### DIRECTIONS FOR THIS TASK
Each line of the listing where "name" appears should be reported.

### TASK INPUTS

_ _ _

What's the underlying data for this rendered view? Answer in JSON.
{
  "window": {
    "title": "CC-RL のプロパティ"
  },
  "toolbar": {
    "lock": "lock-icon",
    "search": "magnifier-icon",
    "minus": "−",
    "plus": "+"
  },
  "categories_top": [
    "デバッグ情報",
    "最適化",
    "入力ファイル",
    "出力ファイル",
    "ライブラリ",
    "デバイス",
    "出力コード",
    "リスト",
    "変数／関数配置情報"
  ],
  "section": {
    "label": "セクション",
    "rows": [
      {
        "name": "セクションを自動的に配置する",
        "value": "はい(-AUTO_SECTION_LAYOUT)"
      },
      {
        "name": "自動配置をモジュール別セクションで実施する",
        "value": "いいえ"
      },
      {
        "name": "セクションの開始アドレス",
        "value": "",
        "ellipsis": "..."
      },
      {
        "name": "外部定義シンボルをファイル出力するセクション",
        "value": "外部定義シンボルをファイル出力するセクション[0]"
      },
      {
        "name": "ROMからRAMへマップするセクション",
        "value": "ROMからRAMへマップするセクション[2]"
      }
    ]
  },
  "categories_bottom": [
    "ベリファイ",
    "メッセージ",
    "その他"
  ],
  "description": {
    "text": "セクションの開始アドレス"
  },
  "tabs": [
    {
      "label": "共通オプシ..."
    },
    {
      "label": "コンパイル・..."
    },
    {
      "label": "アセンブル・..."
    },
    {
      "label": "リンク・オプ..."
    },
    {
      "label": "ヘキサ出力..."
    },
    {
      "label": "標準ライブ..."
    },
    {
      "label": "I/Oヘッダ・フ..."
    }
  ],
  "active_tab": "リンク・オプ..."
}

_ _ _

### RESULT OF THE TASK
        "name": "セクションを自動的に配置する",
        "name": "自動配置をモジュール別セクションで実施する",
        "name": "セクションの開始アドレス",
        "name": "外部定義シンボルをファイル出力するセクション",
        "name": "ROMからRAMへマップするセクション",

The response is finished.